In the global game of Corporate Bingo, the term “adult learning principles” must be one of the most abused.
It’s a convenient abstract that can whitewash a range of unsubstantiated claims and half-truths.
But what exactly are adult learning principles?
Malcolm Knowles is widely regarded as the father of adult learning.
Since the 1960s, he articulated a distinction between pedagogy (the teaching of children) and andragogy (the teaching of adults). In many ways, Knowles’ description of pedagogy approximates instructivism, while his description of andragogy approximates constructivism.
In a nutshell, andragogy boils down to 5 key assumptions:
1. Adult learners are self directed.
2. Adults bring experience with them to the learning environment.
3. Adults are ready to learn to perform their role in society.
4. Adults are problem oriented, and they seek immediate application of their new knowledge.
5. Adults are motivated to learn by internal factors.
The problem is, if you work in the real world, you know this is baloney.
The real world
Laurie Blondy does a useful (if somewhat repetitive) job of reviewing Knowles’ 5 assumptions in the Journal of Interactive Online Learning. She also discusses their potential applications to e-learning, and responds to some of the criticisms that have been voiced over the years.
I don’t intend to regurgitate Blondy’s observations, nor do I wish to echo the academic world’s arguments for or against the philosophy of andragogy.
Instead, I want to expose some of the attitudes of adult learners that I have encountered over the years…
“I haven’t got time for all this. Just tell me what I need to know and let me get on with it.”
“I don’t really want to do this course, but it’s mandatory, so I’ll do the bare minimum to pass and be done with it.”
“I’ve only been with the company for a few weeks. I don’t know what I don’t know.”
“Jim’s done this course before. I wonder if he’ll give me the answers to the quiz.”
“I need to earn more points for my continuing education program. What’s quick and easy?”
“I’ll do this training so it looks good on my resume. Then I can get that promotion I want.”
As an education professional, you’re probably cringing at these attitudes.

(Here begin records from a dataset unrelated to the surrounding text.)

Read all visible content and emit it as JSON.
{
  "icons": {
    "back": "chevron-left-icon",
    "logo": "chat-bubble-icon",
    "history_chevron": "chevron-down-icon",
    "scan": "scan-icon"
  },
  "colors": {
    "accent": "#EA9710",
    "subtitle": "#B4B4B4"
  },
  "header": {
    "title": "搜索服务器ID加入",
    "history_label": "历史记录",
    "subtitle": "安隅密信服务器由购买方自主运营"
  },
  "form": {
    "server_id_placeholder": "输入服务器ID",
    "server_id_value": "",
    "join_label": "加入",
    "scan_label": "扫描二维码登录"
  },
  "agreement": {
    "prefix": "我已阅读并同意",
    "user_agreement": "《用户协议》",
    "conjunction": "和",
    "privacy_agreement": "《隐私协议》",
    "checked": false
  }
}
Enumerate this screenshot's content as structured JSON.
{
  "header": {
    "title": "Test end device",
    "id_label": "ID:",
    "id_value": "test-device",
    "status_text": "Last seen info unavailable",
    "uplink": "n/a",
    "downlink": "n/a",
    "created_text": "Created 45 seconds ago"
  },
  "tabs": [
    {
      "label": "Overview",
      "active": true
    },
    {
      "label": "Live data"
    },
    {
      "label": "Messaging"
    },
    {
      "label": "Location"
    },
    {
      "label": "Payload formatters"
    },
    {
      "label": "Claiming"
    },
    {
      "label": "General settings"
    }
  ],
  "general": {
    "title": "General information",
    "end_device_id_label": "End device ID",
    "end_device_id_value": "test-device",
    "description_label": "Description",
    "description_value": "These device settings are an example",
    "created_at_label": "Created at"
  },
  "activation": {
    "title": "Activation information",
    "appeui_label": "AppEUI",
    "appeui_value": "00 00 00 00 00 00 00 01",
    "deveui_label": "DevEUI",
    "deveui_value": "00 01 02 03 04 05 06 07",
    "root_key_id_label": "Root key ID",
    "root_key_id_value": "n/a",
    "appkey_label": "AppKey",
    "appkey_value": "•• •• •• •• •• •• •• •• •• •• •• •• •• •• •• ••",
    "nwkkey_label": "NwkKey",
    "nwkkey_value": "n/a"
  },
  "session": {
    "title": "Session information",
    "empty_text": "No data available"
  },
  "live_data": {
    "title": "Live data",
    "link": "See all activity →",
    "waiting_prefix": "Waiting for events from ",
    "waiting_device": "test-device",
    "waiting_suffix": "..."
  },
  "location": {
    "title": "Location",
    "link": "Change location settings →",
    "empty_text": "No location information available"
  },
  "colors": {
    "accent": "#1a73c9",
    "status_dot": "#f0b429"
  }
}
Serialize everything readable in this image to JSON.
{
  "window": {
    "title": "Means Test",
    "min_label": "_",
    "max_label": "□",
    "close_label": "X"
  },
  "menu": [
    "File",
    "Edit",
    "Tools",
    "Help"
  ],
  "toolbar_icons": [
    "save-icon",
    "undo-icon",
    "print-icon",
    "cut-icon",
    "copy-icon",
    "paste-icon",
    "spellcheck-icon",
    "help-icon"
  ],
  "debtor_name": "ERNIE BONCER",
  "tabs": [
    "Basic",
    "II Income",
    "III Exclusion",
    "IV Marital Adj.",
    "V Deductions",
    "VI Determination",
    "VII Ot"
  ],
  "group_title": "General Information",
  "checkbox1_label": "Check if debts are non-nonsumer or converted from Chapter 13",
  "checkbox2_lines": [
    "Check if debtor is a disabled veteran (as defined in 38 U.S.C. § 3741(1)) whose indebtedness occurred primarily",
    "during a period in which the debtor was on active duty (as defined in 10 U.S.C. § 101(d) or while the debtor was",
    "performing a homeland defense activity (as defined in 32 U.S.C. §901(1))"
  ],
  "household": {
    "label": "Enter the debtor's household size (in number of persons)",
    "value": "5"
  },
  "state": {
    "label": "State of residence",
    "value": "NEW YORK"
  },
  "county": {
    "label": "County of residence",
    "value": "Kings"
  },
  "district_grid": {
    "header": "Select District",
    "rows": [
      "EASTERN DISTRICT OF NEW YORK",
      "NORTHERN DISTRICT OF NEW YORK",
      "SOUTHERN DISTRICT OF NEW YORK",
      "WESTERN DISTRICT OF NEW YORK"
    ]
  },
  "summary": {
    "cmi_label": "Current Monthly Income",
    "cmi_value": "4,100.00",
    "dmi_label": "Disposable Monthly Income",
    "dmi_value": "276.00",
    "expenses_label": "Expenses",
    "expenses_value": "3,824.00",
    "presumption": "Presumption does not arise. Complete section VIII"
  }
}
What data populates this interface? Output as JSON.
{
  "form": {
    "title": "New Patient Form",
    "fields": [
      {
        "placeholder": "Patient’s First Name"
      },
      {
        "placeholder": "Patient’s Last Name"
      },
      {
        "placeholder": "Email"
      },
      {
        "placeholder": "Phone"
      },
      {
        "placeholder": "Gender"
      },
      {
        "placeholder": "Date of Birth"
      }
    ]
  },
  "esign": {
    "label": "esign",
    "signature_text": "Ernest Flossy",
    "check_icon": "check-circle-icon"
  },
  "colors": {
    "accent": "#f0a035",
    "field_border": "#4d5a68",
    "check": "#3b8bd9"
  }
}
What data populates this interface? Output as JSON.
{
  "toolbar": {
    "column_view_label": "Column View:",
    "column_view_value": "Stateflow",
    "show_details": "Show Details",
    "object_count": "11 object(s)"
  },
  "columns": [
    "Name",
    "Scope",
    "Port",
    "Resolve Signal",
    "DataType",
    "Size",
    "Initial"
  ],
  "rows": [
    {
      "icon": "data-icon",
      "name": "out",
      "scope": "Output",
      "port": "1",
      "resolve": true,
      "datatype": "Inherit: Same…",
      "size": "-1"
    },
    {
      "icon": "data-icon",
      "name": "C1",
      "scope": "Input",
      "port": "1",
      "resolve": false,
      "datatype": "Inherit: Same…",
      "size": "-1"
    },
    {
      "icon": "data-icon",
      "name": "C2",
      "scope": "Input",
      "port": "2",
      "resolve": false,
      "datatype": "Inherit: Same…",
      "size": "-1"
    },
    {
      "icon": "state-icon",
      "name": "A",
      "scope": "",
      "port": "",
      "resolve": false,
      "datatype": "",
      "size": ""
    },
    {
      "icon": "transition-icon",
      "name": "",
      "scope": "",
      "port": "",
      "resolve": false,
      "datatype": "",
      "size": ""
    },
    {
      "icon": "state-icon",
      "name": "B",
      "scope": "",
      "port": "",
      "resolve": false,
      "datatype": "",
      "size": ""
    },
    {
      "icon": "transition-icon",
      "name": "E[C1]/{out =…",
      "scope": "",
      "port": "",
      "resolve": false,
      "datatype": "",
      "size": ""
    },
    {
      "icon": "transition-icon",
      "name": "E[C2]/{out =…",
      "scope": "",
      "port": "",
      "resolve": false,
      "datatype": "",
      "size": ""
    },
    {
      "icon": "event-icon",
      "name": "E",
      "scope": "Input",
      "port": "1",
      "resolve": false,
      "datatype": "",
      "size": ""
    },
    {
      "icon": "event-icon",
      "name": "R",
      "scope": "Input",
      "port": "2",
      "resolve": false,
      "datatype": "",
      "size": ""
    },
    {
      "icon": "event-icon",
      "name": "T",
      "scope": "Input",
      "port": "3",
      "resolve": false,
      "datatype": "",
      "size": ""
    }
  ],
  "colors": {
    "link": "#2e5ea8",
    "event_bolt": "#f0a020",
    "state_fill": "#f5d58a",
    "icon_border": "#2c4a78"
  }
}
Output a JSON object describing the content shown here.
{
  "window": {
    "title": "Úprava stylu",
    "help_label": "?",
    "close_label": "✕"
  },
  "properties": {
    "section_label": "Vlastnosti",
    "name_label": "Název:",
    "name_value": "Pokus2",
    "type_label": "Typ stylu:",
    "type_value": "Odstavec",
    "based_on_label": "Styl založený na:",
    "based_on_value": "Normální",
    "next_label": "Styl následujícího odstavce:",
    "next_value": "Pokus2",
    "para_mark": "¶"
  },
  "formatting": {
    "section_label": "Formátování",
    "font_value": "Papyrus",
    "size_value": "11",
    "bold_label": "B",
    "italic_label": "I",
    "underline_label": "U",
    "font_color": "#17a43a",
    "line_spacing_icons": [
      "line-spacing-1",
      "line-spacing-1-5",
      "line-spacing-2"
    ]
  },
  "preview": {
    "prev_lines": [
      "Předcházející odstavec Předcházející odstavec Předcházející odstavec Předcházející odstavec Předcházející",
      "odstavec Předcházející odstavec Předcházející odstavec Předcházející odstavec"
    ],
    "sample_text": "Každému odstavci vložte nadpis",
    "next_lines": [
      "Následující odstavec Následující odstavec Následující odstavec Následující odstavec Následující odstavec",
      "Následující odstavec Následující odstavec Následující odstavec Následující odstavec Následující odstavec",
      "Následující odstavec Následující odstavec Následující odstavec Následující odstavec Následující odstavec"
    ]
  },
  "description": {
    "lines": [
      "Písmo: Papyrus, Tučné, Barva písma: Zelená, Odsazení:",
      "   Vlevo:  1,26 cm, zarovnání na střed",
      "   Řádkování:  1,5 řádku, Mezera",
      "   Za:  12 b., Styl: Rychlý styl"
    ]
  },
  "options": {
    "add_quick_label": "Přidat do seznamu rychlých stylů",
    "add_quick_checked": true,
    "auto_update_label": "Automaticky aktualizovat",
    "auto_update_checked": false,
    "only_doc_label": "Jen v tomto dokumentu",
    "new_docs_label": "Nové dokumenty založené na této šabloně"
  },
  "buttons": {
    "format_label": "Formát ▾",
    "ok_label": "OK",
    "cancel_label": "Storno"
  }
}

But by the same token, you know through experience that they’re alive and well in today’s workplace.
It’s important to remember that andragogy is founded on assumption, not empirical research.
To this day there remains an intriguing paucity of statistical evidence to support andragogy, despite the litany of arguments pitched against it.
But the science doesn’t matter because the assumptions sound right. Deep in your gut, you just know that they’re true. Just like you know only Gen-Y Americans are interested in Second Life and only spammers and corporate cowboys use Twitter.
The truth is, andragogy represents an ideal. Wouldn’t it be wonderful if all adult learners were self directed and ready to learn. Wouldn’t it be heart warming if they were motivated by the joy of learning, rather than by power, prestige and the mighty dollar.
To exacerbate the problem, the vast majority of education professionals want to believe the assumptions of andragogy. Some of us can’t get our heads around the notion that many people don’t love learning as much as we do. Some of us can’t accept the fact that many people aren’t altruistic or interested in collaboration. Some of us can’t appreciate that many people prioritise education a few pegs below their daily work and family commitments.
All walks of life work in the corporate sector, and the sector is subject to business realities.
At this point I must stress that I believe most adults value learning. In fact, I believe Knowles’ 5 assumptions generally hold true – but not for all adults, and certainly not all of the time.
Even the most motivated of learners will one day find themselves under a mountain of paperwork. Even the most collaborative of learners will one day have a deadline screaming towards them. Even the most experienced of staff will need to learn something completely new. Even the most joyful of learners will be forced to do training that they consider bureaucratic and irrelevant.
Their attitude depends on their circumstances.
The way forward
To be fair, Knowles evolved his of views of pedagogy and andragogy. In the early days he described them in terms of a dichotomy, while later on he described them in terms of a continuum.
In other words, he realised there were times when one approach might be more appropriate than the other, in light of the circumstances and the needs of the leaner. (Incidentally, this view complements my own view of instructivism, constructivism and connectivism.)
The way forward for the education professional, then, is clear:
Know your audience.
If your learners are intellectually mature, self-directed, intrinsically motivated adults with time to learn and their heads in the right space, then go ahead and incorporate the principles of andragogy into your instructional design.
If they’re not, for whatever reason, then you’ll need to modify your approach accordingly.